Raw data –
---------------
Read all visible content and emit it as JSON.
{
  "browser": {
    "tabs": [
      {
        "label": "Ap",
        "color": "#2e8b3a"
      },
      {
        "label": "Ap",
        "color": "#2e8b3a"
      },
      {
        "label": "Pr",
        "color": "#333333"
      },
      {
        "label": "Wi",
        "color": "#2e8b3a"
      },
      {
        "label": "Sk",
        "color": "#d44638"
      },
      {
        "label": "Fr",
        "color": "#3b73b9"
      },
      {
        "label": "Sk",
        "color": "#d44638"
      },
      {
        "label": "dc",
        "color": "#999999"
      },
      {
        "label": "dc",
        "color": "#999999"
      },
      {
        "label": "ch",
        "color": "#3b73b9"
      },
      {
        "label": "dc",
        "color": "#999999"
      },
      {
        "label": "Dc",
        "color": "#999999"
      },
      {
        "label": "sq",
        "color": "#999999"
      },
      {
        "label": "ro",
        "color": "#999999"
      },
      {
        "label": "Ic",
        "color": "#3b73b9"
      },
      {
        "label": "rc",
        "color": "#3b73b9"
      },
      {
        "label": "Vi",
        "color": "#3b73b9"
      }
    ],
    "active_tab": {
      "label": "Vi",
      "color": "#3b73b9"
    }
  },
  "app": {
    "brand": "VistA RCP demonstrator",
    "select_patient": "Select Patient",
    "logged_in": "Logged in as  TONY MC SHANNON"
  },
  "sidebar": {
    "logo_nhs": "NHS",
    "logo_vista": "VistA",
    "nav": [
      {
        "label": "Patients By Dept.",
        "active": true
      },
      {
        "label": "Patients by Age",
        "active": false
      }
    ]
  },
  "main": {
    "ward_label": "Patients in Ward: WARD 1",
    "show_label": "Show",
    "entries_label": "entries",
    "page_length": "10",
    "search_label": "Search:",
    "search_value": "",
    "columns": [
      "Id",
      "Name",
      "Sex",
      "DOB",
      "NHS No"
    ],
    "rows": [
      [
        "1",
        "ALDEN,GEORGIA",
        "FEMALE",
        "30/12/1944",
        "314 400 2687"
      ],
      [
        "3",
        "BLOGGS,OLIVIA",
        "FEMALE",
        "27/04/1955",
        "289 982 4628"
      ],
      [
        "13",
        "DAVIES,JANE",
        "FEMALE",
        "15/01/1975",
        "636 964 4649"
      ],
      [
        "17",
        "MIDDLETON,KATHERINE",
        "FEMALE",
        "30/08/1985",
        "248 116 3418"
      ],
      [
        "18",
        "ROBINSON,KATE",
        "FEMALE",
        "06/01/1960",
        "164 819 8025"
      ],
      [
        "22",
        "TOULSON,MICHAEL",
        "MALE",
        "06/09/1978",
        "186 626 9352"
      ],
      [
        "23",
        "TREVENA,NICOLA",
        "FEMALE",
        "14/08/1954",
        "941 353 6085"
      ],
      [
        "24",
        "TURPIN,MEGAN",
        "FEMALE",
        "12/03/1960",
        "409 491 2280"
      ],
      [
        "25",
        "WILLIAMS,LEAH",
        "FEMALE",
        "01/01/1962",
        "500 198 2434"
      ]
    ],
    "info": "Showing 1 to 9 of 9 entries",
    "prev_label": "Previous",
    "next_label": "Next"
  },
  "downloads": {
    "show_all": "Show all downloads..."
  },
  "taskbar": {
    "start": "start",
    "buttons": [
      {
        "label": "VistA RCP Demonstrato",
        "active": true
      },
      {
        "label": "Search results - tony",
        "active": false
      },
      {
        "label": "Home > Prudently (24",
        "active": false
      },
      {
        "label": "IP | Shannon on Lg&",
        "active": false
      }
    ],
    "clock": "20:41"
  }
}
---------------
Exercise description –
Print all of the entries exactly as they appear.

Written answer –
Read all visible content and emit it as JSON.
{
  "browser": {
    "tabs": [
      {
        "label": "Ap",
        "color": "#2e8b3a"
      },
      {
        "label": "Ap",
        "color": "#2e8b3a"
      },
      {
        "label": "Pr",
        "color": "#333333"
      },
      {
        "label": "Wi",
        "color": "#2e8b3a"
      },
      {
        "label": "Sk",
        "color": "#d44638"
      },
      {
        "label": "Fr",
        "color": "#3b73b9"
      },
      {
        "label": "Sk",
        "color": "#d44638"
      },
      {
        "label": "dc",
        "color": "#999999"
      },
      {
        "label": "dc",
        "color": "#999999"
      },
      {
        "label": "ch",
        "color": "#3b73b9"
      },
      {
        "label": "dc",
        "color": "#999999"
      },
      {
        "label": "Dc",
        "color": "#999999"
      },
      {
        "label": "sq",
        "color": "#999999"
      },
      {
        "label": "ro",
        "color": "#999999"
      },
      {
        "label": "Ic",
        "color": "#3b73b9"
      },
      {
        "label": "rc",
        "color": "#3b73b9"
      },
      {
        "label": "Vi",
        "color": "#3b73b9"
      }
    ],
    "active_tab": {
      "label": "Vi",
      "color": "#3b73b9"
    }
  },
  "app": {
    "brand": "VistA RCP demonstrator",
    "select_patient": "Select Patient",
    "logged_in": "Logged in as  TONY MC SHANNON"
  },
  "sidebar": {
    "logo_nhs": "NHS",
    "logo_vista": "VistA",
    "nav": [
      {
        "label": "Patients By Dept.",
        "active": true
      },
      {
        "label": "Patients by Age",
        "active": false
      }
    ]
  },
  "main": {
    "ward_label": "Patients in Ward: WARD 1",
    "show_label": "Show",
    "entries_label": "entries",
    "page_length": "10",
    "search_label": "Search:",
    "search_value": "",
    "columns": [
      "Id",
      "Name",
      "Sex",
      "DOB",
      "NHS No"
    ],
    "rows": [
      [
        "1",
        "ALDEN,GEORGIA",
        "FEMALE",
        "30/12/1944",
        "314 400 2687"
      ],
      [
        "3",
        "BLOGGS,OLIVIA",
        "FEMALE",
        "27/04/1955",
        "289 982 4628"
      ],
      [
        "13",
        "DAVIES,JANE",
        "FEMALE",
        "15/01/1975",
        "636 964 4649"
      ],
      [
        "17",
        "MIDDLETON,KATHERINE",
        "FEMALE",
        "30/08/1985",
        "248 116 3418"
      ],
      [
        "18",
        "ROBINSON,KATE",
        "FEMALE",
        "06/01/1960",
        "164 819 8025"
      ],
      [
        "22",
        "TOULSON,MICHAEL",
        "MALE",
        "06/09/1978",
        "186 626 9352"
      ],
      [
        "23",
        "TREVENA,NICOLA",
        "FEMALE",
        "14/08/1954",
        "941 353 6085"
      ],
      [
        "24",
        "TURPIN,MEGAN",
        "FEMALE",
        "12/03/1960",
        "409 491 2280"
      ],
      [
        "25",
        "WILLIAMS,LEAH",
        "FEMALE",
        "01/01/1962",
        "500 198 2434"
      ]
    ],
    "info": "Showing 1 to 9 of 9 entries",
    "prev_label": "Previous",
    "next_label": "Next"
  },
  "downloads": {
    "show_all": "Show all downloads..."
  },
  "taskbar": {
    "start": "start",
    "buttons": [
      {
        "label": "VistA RCP Demonstrato",
        "active": true
      },
      {
        "label": "Search results - tony",
        "active": false
      },
      {
        "label": "Home > Prudently (24",
        "active": false
      },
      {
        "label": "IP | Shannon on Lg&",
        "active": false
      }
    ],
    "clock": "20:41"
  }
}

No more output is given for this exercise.